┏━━

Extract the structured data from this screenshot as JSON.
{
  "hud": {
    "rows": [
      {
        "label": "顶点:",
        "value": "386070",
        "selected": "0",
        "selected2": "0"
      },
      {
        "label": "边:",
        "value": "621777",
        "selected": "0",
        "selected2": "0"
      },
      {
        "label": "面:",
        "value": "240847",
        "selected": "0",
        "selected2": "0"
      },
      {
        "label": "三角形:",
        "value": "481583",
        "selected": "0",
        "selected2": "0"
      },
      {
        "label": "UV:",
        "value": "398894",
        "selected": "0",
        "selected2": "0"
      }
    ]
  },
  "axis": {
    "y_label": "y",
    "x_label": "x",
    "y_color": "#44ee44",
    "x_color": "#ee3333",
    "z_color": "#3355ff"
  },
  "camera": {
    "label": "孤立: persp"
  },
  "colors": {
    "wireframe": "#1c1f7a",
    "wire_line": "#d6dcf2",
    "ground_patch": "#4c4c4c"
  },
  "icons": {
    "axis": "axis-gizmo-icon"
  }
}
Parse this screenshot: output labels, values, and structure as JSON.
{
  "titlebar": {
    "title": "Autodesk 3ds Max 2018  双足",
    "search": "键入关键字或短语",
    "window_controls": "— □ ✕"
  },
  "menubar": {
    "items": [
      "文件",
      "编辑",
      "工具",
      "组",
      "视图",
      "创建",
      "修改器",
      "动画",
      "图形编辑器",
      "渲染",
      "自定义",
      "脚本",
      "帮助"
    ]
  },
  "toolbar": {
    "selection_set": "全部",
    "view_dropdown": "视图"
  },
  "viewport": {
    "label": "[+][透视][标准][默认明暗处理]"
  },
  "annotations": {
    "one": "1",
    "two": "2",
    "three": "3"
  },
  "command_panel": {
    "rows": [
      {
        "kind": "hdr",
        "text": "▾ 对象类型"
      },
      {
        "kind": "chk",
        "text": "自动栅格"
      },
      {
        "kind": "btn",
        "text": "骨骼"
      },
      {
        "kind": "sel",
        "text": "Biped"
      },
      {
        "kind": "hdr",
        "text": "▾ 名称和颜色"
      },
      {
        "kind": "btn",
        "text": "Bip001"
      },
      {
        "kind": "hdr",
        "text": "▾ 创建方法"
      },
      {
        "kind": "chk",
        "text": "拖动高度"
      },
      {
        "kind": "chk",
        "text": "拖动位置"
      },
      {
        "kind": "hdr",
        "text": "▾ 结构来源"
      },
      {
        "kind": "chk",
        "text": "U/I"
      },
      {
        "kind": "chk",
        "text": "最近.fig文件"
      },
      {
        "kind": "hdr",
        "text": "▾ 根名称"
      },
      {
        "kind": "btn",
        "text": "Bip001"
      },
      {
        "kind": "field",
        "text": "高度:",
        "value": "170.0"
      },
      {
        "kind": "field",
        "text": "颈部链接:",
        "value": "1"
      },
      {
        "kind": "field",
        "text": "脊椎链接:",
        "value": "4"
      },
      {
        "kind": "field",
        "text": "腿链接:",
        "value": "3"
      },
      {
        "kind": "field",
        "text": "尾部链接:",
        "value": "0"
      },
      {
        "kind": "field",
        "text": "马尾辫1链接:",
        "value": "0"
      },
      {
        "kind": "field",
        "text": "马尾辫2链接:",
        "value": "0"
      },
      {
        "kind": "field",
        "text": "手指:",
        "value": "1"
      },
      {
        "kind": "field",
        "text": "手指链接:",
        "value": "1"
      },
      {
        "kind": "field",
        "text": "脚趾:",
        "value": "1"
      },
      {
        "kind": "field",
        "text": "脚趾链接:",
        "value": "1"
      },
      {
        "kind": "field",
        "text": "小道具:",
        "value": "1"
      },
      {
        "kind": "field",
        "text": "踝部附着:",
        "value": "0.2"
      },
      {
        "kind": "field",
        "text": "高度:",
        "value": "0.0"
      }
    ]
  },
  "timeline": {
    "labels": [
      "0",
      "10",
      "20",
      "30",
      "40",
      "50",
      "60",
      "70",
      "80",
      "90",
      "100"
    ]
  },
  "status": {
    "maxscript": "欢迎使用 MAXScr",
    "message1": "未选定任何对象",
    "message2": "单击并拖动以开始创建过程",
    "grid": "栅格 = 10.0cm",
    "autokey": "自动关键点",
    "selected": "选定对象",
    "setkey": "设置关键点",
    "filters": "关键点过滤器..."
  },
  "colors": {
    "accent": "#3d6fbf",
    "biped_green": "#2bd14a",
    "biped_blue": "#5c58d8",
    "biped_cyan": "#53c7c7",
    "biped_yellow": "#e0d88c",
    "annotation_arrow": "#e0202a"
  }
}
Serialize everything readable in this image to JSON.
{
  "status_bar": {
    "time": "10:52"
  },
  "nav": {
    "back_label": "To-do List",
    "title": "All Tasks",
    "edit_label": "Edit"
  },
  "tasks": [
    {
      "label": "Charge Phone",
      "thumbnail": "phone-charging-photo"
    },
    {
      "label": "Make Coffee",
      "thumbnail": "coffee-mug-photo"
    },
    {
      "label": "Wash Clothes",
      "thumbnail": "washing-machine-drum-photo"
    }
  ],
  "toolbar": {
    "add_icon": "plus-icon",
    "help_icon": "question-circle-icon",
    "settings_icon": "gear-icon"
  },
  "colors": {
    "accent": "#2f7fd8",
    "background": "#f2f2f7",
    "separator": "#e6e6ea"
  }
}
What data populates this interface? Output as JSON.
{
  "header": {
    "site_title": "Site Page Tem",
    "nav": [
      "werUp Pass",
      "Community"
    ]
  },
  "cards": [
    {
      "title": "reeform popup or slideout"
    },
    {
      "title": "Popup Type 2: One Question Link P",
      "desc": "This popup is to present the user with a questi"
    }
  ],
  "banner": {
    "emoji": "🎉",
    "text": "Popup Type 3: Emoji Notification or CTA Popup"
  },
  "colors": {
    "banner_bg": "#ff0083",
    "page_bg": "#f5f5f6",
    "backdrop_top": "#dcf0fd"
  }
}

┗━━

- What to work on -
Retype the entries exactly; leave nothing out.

- Written reply -
Extract the structured data from this screenshot as JSON.
{
  "hud": {
    "rows": [
      {
        "label": "顶点:",
        "value": "386070",
        "selected": "0",
        "selected2": "0"
      },
      {
        "label": "边:",
        "value": "621777",
        "selected": "0",
        "selected2": "0"
      },
      {
        "label": "面:",
        "value": "240847",
        "selected": "0",
        "selected2": "0"
      },
      {
        "label": "三角形:",
        "value": "481583",
        "selected": "0",
        "selected2": "0"
      },
      {
        "label": "UV:",
        "value": "398894",
        "selected": "0",
        "selected2": "0"
      }
    ]
  },
  "axis": {
    "y_label": "y",
    "x_label": "x",
    "y_color": "#44ee44",
    "x_color": "#ee3333",
    "z_color": "#3355ff"
  },
  "camera": {
    "label": "孤立: persp"
  },
  "colors": {
    "wireframe": "#1c1f7a",
    "wire_line": "#d6dcf2",
    "ground_patch": "#4c4c4c"
  },
  "icons": {
    "axis": "axis-gizmo-icon"
  }
}
Parse this screenshot: output labels, values, and structure as JSON.
{
  "titlebar": {
    "title": "Autodesk 3ds Max 2018  双足",
    "search": "键入关键字或短语",
    "window_controls": "— □ ✕"
  },
  "menubar": {
    "items": [
      "文件",
      "编辑",
      "工具",
      "组",
      "视图",
      "创建",
      "修改器",
      "动画",
      "图形编辑器",
      "渲染",
      "自定义",
      "脚本",
      "帮助"
    ]
  },
  "toolbar": {
    "selection_set": "全部",
    "view_dropdown": "视图"
  },
  "viewport": {
    "label": "[+][透视][标准][默认明暗处理]"
  },
  "annotations": {
    "one": "1",
    "two": "2",
    "three": "3"
  },
  "command_panel": {
    "rows": [
      {
        "kind": "hdr",
        "text": "▾ 对象类型"
      },
      {
        "kind": "chk",
        "text": "自动栅格"
      },
      {
        "kind": "btn",
        "text": "骨骼"
      },
      {
        "kind": "sel",
        "text": "Biped"
      },
      {
        "kind": "hdr",
        "text": "▾ 名称和颜色"
      },
      {
        "kind": "btn",
        "text": "Bip001"
      },
      {
        "kind": "hdr",
        "text": "▾ 创建方法"
      },
      {
        "kind": "chk",
        "text": "拖动高度"
      },
      {
        "kind": "chk",
        "text": "拖动位置"
      },
      {
        "kind": "hdr",
        "text": "▾ 结构来源"
      },
      {
        "kind": "chk",
        "text": "U/I"
      },
      {
        "kind": "chk",
        "text": "最近.fig文件"
      },
      {
        "kind": "hdr",
        "text": "▾ 根名称"
      },
      {
        "kind": "btn",
        "text": "Bip001"
      },
      {
        "kind": "field",
        "text": "高度:",
        "value": "170.0"
      },
      {
        "kind": "field",
        "text": "颈部链接:",
        "value": "1"
      },
      {
        "kind": "field",
        "text": "脊椎链接:",
        "value": "4"
      },
      {
        "kind": "field",
        "text": "腿链接:",
        "value": "3"
      },
      {
        "kind": "field",
        "text": "尾部链接:",
        "value": "0"
      },
      {
        "kind": "field",
        "text": "马尾辫1链接:",
        "value": "0"
      },
      {
        "kind": "field",
        "text": "马尾辫2链接:",
        "value": "0"
      },
      {
        "kind": "field",
        "text": "手指:",
        "value": "1"
      },
      {
        "kind": "field",
        "text": "手指链接:",
        "value": "1"
      },
      {
        "kind": "field",
        "text": "脚趾:",
        "value": "1"
      },
      {
        "kind": "field",
        "text": "脚趾链接:",
        "value": "1"
      },
      {
        "kind": "field",
        "text": "小道具:",
        "value": "1"
      },
      {
        "kind": "field",
        "text": "踝部附着:",
        "value": "0.2"
      },
      {
        "kind": "field",
        "text": "高度:",
        "value": "0.0"
      }
    ]
  },
  "timeline": {
    "labels": [
      "0",
      "10",
      "20",
      "30",
      "40",
      "50",
      "60",
      "70",
      "80",
      "90",
      "100"
    ]
  },
  "status": {
    "maxscript": "欢迎使用 MAXScr",
    "message1": "未选定任何对象",
    "message2": "单击并拖动以开始创建过程",
    "grid": "栅格 = 10.0cm",
    "autokey": "自动关键点",
    "selected": "选定对象",
    "setkey": "设置关键点",
    "filters": "关键点过滤器..."
  },
  "colors": {
    "accent": "#3d6fbf",
    "biped_green": "#2bd14a",
    "biped_blue": "#5c58d8",
    "biped_cyan": "#53c7c7",
    "biped_yellow": "#e0d88c",
    "annotation_arrow": "#e0202a"
  }
}
Serialize everything readable in this image to JSON.
{
  "status_bar": {
    "time": "10:52"
  },
  "nav": {
    "back_label": "To-do List",
    "title": "All Tasks",
    "edit_label": "Edit"
  },
  "tasks": [
    {
      "label": "Charge Phone",
      "thumbnail": "phone-charging-photo"
    },
    {
      "label": "Make Coffee",
      "thumbnail": "coffee-mug-photo"
    },
    {
      "label": "Wash Clothes",
      "thumbnail": "washing-machine-drum-photo"
    }
  ],
  "toolbar": {
    "add_icon": "plus-icon",
    "help_icon": "question-circle-icon",
    "settings_icon": "gear-icon"
  },
  "colors": {
    "accent": "#2f7fd8",
    "background": "#f2f2f7",
    "separator": "#e6e6ea"
  }
}
What data populates this interface? Output as JSON.
{
  "header": {
    "site_title": "Site Page Tem",
    "nav": [
      "werUp Pass",
      "Community"
    ]
  },
  "cards": [
    {
      "title": "reeform popup or slideout"
    },
    {
      "title": "Popup Type 2: One Question Link P",
      "desc": "This popup is to present the user with a questi"
    }
  ],
  "banner": {
    "emoji": "🎉",
    "text": "Popup Type 3: Emoji Notification or CTA Popup"
  },
  "colors": {
    "banner_bg": "#ff0083",
    "page_bg": "#f5f5f6",
    "backdrop_top": "#dcf0fd"
  }
}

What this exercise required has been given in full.